The COVID-19 pandemic continues to disrupt lives, communities, and industries around the world, including recycling in the United States. In a new article published in The Conversation, industrial ecology researcher and macromolecular science and engineering Ph.D. candidate Julie Rieland and her advisor, U-M Materials Science and Engineering Professor Brian Love, examine the pandemic’s ongoing impact on the already struggling industry.
They write that the combination of people spending more time at home as a result of pandemic necessitated lockdowns, along with temporary restrictions on reusable, communal, or secondhand items, has led to an increase in solid waste around the country. This comes at the same time municipal recycling programs are already facing dwindling budgets. Over one third of recycling program suspensions since 2017 have occurred after January 2020.

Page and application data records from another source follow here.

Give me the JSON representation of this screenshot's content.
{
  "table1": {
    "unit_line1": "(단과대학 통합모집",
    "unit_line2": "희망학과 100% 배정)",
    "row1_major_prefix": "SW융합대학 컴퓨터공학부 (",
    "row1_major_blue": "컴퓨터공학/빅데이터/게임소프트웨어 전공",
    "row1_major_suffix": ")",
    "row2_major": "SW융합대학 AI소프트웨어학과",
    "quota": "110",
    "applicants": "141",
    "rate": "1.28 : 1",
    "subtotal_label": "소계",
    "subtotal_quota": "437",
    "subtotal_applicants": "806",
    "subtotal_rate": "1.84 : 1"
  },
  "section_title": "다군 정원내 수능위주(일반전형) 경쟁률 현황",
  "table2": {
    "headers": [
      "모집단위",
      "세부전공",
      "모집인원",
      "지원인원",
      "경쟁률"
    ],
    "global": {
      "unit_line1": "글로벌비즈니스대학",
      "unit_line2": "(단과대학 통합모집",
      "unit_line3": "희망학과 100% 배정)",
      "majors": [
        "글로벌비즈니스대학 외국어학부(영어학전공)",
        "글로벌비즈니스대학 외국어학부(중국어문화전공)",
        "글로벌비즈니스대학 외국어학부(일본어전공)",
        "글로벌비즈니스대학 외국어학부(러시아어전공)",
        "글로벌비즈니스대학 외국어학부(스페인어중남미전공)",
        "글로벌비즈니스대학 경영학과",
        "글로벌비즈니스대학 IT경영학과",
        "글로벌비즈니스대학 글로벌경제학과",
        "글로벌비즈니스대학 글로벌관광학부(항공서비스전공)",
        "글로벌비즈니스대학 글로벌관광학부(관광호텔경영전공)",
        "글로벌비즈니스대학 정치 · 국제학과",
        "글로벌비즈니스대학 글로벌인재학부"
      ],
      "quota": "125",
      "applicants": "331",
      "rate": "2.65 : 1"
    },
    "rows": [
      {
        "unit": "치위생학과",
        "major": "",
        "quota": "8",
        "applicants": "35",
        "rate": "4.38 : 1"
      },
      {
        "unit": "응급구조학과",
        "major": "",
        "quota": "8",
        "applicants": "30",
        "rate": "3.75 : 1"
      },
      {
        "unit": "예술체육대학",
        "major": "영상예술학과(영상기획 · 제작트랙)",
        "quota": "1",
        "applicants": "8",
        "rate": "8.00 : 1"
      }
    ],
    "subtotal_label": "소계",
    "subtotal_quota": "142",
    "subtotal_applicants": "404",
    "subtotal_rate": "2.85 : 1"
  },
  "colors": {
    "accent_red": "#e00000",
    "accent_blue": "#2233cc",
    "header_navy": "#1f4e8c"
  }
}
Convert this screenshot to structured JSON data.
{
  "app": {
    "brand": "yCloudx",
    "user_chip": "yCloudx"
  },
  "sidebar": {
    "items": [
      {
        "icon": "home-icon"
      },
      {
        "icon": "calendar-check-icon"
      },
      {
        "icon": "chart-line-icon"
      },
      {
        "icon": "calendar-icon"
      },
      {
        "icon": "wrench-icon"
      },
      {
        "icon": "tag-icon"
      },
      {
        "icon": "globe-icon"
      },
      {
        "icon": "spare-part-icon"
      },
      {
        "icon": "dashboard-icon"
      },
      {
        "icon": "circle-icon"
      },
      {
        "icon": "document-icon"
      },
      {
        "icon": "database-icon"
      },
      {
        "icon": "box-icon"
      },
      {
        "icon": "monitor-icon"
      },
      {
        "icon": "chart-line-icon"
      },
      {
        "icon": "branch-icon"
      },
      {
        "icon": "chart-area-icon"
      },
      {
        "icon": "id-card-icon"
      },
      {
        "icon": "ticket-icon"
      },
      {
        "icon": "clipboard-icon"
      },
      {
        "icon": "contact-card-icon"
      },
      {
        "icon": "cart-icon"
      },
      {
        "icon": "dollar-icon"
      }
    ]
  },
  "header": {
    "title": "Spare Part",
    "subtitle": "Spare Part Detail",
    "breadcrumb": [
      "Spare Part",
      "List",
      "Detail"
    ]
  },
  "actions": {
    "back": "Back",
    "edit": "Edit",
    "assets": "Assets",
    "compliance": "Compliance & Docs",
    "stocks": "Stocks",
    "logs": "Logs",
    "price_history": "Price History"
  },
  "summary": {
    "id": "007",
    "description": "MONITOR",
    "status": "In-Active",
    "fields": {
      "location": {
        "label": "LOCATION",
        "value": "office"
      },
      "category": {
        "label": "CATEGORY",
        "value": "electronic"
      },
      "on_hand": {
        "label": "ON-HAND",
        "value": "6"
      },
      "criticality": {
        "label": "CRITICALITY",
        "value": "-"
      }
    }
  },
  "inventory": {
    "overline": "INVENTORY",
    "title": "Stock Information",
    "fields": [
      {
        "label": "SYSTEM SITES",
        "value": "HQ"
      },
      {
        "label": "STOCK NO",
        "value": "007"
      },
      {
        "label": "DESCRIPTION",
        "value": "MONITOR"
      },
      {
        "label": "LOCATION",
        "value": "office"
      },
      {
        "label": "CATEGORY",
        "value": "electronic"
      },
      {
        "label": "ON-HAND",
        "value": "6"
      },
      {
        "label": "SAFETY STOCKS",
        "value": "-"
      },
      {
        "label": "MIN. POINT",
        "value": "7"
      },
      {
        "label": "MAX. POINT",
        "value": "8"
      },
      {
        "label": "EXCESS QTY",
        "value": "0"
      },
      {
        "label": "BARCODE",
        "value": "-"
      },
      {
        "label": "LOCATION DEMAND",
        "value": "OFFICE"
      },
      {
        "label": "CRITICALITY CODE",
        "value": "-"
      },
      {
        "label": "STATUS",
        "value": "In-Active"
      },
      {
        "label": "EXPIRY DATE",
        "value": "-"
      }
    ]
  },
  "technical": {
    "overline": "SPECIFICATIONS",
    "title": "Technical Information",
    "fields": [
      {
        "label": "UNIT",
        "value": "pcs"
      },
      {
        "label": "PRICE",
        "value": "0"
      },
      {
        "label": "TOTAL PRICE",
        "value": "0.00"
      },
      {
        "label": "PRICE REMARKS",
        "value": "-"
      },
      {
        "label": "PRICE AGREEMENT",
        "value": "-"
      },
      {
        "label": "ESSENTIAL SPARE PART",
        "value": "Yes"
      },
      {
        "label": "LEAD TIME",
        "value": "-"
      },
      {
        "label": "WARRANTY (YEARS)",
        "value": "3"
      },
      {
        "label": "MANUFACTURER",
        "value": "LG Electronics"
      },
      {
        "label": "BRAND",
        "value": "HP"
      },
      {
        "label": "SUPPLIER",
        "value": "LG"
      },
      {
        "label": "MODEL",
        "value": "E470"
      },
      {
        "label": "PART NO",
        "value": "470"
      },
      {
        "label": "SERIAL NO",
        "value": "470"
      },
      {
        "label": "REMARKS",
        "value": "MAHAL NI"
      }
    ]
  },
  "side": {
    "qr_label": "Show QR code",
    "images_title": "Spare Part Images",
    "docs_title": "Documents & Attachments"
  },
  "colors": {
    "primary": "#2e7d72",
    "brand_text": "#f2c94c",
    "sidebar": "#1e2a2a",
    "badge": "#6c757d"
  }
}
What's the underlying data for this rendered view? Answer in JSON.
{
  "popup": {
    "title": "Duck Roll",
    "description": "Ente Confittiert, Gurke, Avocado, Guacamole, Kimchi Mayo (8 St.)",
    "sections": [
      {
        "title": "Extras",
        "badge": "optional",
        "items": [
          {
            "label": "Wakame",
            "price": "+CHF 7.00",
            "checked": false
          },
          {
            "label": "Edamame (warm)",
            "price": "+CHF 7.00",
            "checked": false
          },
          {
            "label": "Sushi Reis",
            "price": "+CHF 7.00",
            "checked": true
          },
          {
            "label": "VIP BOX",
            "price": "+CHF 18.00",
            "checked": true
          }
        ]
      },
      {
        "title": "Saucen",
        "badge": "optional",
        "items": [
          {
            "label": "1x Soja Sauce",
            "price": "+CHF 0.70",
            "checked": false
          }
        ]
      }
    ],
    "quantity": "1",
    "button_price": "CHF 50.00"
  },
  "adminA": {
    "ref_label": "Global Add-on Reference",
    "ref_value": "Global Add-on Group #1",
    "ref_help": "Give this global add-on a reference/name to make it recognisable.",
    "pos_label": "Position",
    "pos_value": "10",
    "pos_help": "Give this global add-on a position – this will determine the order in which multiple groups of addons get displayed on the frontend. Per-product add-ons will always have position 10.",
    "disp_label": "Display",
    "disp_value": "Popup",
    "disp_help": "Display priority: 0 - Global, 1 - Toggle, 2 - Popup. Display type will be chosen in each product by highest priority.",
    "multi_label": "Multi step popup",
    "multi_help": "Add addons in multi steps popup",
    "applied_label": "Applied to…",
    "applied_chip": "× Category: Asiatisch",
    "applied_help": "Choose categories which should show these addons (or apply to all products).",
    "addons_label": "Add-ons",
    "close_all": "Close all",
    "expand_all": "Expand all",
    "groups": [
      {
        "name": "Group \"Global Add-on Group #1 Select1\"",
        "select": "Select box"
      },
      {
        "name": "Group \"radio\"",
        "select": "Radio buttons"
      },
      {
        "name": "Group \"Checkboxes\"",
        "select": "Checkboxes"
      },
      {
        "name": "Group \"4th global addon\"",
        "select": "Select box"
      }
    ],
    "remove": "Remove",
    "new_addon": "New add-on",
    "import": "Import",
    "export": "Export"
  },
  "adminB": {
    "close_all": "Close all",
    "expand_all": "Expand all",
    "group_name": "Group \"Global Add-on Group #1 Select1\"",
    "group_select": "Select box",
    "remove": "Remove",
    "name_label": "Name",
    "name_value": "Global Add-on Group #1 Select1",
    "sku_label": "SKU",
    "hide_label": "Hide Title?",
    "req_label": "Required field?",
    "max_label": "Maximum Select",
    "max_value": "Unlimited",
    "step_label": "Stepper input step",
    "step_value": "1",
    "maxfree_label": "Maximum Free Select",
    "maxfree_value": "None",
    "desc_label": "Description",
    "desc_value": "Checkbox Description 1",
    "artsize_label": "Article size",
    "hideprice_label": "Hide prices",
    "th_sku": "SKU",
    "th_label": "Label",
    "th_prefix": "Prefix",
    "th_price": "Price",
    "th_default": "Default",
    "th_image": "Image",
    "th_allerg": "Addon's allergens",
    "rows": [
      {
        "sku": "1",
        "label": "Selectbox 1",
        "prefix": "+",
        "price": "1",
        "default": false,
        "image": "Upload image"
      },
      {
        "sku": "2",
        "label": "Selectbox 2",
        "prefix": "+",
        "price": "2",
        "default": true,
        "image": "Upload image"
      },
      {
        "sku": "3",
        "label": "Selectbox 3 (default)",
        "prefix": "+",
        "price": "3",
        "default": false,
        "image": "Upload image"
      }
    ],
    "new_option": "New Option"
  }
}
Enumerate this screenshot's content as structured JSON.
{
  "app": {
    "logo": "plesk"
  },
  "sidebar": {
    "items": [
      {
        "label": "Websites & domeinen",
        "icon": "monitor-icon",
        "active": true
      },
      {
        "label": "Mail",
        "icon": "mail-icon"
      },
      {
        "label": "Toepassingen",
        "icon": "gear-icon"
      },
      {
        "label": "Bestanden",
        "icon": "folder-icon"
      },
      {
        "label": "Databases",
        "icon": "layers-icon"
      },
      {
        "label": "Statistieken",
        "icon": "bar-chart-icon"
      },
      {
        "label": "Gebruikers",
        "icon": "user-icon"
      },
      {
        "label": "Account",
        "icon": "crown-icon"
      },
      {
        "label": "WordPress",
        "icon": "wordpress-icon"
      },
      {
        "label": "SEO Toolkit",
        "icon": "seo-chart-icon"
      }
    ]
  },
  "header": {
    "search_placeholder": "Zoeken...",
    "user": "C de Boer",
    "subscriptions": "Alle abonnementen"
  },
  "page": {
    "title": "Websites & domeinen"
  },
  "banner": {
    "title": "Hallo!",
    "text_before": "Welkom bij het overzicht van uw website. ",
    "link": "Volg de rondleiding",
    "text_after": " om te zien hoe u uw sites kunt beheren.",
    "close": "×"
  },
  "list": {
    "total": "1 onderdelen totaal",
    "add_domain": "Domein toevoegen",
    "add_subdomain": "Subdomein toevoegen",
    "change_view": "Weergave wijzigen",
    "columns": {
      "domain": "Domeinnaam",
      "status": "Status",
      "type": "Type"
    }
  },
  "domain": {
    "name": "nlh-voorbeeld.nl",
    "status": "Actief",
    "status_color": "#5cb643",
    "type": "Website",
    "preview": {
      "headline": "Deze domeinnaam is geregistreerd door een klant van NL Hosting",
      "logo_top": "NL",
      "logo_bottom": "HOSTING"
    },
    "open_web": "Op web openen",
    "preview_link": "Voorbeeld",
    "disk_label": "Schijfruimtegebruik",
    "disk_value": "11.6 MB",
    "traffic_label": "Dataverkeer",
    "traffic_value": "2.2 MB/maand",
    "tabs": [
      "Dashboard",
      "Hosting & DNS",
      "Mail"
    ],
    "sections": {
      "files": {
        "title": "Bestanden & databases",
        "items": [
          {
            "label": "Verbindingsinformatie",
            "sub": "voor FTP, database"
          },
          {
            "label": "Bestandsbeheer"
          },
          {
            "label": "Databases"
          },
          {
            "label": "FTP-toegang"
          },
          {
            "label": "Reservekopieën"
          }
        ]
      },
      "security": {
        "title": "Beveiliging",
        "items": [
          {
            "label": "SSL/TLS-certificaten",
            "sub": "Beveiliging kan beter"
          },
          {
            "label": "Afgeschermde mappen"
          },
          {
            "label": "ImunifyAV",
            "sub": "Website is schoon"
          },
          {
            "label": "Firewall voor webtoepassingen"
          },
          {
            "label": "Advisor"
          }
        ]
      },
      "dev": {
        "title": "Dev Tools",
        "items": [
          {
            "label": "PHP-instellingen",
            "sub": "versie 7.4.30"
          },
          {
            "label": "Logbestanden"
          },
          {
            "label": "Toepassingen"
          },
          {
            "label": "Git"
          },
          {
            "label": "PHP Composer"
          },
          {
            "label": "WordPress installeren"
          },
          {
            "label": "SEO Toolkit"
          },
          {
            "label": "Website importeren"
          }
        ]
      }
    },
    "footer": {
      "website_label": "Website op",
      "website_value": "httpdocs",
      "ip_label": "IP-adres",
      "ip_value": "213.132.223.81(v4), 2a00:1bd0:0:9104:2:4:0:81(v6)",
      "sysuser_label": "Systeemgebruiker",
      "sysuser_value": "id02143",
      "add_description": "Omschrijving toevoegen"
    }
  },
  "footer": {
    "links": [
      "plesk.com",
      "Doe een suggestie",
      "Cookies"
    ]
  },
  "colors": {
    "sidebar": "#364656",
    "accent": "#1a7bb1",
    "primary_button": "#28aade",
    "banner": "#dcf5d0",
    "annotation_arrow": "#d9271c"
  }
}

“Today, Americans are trying to balance their physical well-being against ever-mounting piles of plastic waste,” Rieland and Love write. “At a time when reducing and reusing could be dangerous, and recycling economics are unfavorable, we see a need for better options, such as more compostable packaging that is both safer and more sustainable.”
Read the full story at The Conversation.